Dataset records
---

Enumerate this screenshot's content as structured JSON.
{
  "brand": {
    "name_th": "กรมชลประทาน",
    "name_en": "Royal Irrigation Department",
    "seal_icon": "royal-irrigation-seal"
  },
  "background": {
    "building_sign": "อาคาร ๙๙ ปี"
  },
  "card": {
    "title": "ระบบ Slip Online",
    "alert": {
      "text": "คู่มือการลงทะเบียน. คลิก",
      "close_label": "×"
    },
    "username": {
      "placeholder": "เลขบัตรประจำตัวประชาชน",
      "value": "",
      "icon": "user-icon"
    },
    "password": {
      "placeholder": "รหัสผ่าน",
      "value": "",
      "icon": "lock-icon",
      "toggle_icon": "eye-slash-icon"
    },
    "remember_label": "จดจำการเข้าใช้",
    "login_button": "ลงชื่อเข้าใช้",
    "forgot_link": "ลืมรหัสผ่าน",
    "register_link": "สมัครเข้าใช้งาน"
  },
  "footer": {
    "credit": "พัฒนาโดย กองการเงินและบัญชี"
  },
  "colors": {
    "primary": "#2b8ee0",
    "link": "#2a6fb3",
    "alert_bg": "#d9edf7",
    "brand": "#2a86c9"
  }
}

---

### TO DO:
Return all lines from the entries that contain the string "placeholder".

### WRITTEN SOLUTION:
      "placeholder": "เลขบัตรประจำตัวประชาชน",
      "placeholder": "รหัสผ่าน",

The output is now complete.